Despite the fact that earlier birth records may be discouragingly short of details, since the mid-nineteenth century birth records across the nation started to contain more details. Despite the fact that births weren't generally registered through the early years of the united states existence, the documents which can be found could be the only resource for a date of birth on an particular person and should regularly be consulted.
Delayed births may also be essential vital registrations that you ought to take into account with regard to finding biographical details. Once Social Security benefits had been implemented in 1937, people making claims for benefits were required to prove his or her birth whether or not the state of their birth didn't have to have registration whenever they were born. People who weren't registered with state or county departments during the time of his or her birth usually sent applications for a delayed birth certificate. Getting passports, insurance, along with other benefits likewise demanded evidence of age.
Applications would include individual's name, address, as well as date and place of birth; father's name, race, and location of birth; and proof to back up the details given. Proof could possibly be in the form of a baptismal record, Bible record, school file, affidavit from the attending doctor or even midwife, applications for insurance policies, birth certificate of children, or an affidavit from someone possessing specific information about the facts. Delayed birth records are often recorded and listed separately from typical birth registrations, and it also might be recommended to ask for a different search for them.
Due to the significance of the lawful division as well as control over property, nearly all states along with counties started to keep track of marriages prior to births and deaths. The documenting of a marriage is a two stage procedure. Typically, two people make application for a license to get married, plus the applications are often filed loose among the other applications or perhaps in bound volumes. Marriage returns are usually recorded when the marriage has occurred. The last mentioned document is the evidence of a marriage (not necessarily the license application).

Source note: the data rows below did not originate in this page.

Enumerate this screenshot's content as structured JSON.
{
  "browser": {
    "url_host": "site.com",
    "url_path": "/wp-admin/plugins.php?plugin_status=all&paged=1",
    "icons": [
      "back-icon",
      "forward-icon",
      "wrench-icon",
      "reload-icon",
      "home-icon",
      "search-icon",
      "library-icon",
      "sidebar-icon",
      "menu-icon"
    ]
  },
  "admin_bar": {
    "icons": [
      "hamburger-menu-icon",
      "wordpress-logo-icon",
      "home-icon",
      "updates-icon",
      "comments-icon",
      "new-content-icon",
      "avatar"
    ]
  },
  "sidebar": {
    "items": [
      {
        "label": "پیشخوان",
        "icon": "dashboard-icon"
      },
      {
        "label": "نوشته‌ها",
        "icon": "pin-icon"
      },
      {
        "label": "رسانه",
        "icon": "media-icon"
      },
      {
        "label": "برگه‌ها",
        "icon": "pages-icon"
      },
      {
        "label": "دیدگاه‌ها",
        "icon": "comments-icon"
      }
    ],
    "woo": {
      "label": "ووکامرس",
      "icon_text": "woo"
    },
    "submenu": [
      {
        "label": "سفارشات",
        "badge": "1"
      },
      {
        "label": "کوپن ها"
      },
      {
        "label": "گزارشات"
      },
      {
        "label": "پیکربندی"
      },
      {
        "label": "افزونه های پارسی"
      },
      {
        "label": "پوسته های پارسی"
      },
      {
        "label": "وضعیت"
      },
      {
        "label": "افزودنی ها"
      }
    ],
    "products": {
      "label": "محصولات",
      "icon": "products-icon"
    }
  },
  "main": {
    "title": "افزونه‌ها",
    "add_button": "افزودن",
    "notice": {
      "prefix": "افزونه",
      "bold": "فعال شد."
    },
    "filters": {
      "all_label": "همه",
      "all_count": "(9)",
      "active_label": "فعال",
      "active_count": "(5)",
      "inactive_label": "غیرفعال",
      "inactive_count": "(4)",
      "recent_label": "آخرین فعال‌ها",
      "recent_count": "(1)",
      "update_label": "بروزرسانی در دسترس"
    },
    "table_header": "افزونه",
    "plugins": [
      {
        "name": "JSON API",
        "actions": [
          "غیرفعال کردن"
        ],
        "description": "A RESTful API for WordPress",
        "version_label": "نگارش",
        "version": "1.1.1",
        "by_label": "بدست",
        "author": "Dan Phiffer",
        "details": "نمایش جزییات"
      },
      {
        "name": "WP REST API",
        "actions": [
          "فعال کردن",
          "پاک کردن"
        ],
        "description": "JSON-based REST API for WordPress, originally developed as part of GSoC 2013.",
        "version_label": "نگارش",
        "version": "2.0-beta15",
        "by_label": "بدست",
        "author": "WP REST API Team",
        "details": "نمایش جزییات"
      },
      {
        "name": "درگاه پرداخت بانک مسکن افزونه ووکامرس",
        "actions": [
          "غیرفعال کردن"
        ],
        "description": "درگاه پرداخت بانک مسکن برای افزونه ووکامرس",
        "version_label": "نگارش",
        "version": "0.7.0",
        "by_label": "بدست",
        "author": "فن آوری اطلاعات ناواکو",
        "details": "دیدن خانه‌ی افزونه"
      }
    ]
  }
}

Marriage applications tend to be completed by both the bride and groom and therefore commonly include quite a bit of family history and genealogical information and facts. They could list complete names of the groom and bride, his / her residences, ethnic backrounds, ages, dates and locations of birth, prior marriages, vocations, and their fathers and mothers names, places of birth, and occupations.
Marriage certificates are issued by counties as soon as the wedding ceremony is finished, and these are often located within family items. Even though the certificates generally have much less biographical information compared to the application, the name of the person officiating at the wedding often leads someone to faith based documents simply by disclosing the denomination. The actual religious records, consequently, may possibly uncover the names regarding witnesses along with other helpful information and facts.
Early United states records occasionally consist of marriage bonds, which in turn functioned as a security for the potential children of the marriage. A bond required a potential groom to pay the bond in the event that he were found to be a bigamist or imposter or in any manner ineligible to be able to contract a legitimate marriage. So long as the marriage ended up being lawful, the bond was void. Bonds typically include the groom's name, name of the surety, the amount, and the date of the contract.
Early death records in america provide you with little more than the name of the deceased, the death date, and also the location of death. Obituaries and cemetery, court, along with other records frequently supply additional information concerning the dead person compared to many official death records written prior to the last quarter of the 19th century.
By 1900 death records provided more information. They frequently contain the identity of the deceased; date, place, as well as cause of death; age at the time of death; place of birth; mothers and fathers names; profession; name of husband or wife; name of the individual providing the details; the informant's relationship to the deceased; the name and address of the funeral director; and the location of burial. Ethnic background shows up in some documents, as well as modern day death certificates usually will include a Social Security number.
Family Records are the first sources to examine for vital statistics information. Bible records, baptismal records, school records, scrapbooks, membership records for religious, patriotic, or social societies, military records, insurance records, and a variety of other records can contain important birth and death information. Some Libraries has collections of family Bibles that records births, marriages, and deaths. Vital statistics about slaves belonging to a household may be recorded since it was important for the owner to document the ages of slaves for tax purposes.
Census Schedules for the U.S. (1790-1930) are available online. Prior to the 1850 census, only the name of the head of the household is recorded. Other household members are identified by number and sex within certain age groups. Beginning in 1850 and continuing into the twentieth century, individuals in the household are identified by name, and their ages at their last birthdays are recorded. Information concerning place of birth of each individual and parents of each individual appear on subsequent schedules. Among the types of information recorded on the 1900-1920 schedules are the age of the individual and the month and year of birth.
Special census schedules called mortality schedules are available for the census years 1850, 1860, 1870, and 1880. These schedules record the names and causes of death of individuals who died in the twelve months prior to May or June of the census year. They are arranged by county, and except for the 1850 mortality schedules, there is no index to the records. While post-1930 census records at present are not available for public use, information abstracted from the records is available from the U.S. Census Bureau. Details and forms are available at the U.S. Census Bureau web site.
Church Records provide some of the earliest information concerning births and deaths. Prior to the American Revolution, vital statistics of members were recorded in local parish registers. Other religious denominations followed various practices concerning the recording of births, deaths, baptisms, and marriages.
Cemetery records and tombstone inscriptions also are helpful in establishing birth and death information. Researchers should contact local historical societies for information concerning records on, or the location of, family cemeteries.
Newspapers are a valuable source of birth and death information, especially after the 1850s when local papers became more numerous. Obituaries appear more frequently than birth announcements. In most instances, there are no indexes to vital statistics recorded in local newspapers. Newspapers published by religious denominations are also are helpful.
County Records often contain copies of birth and death registers. In many instances, indexes are available for both births and deaths.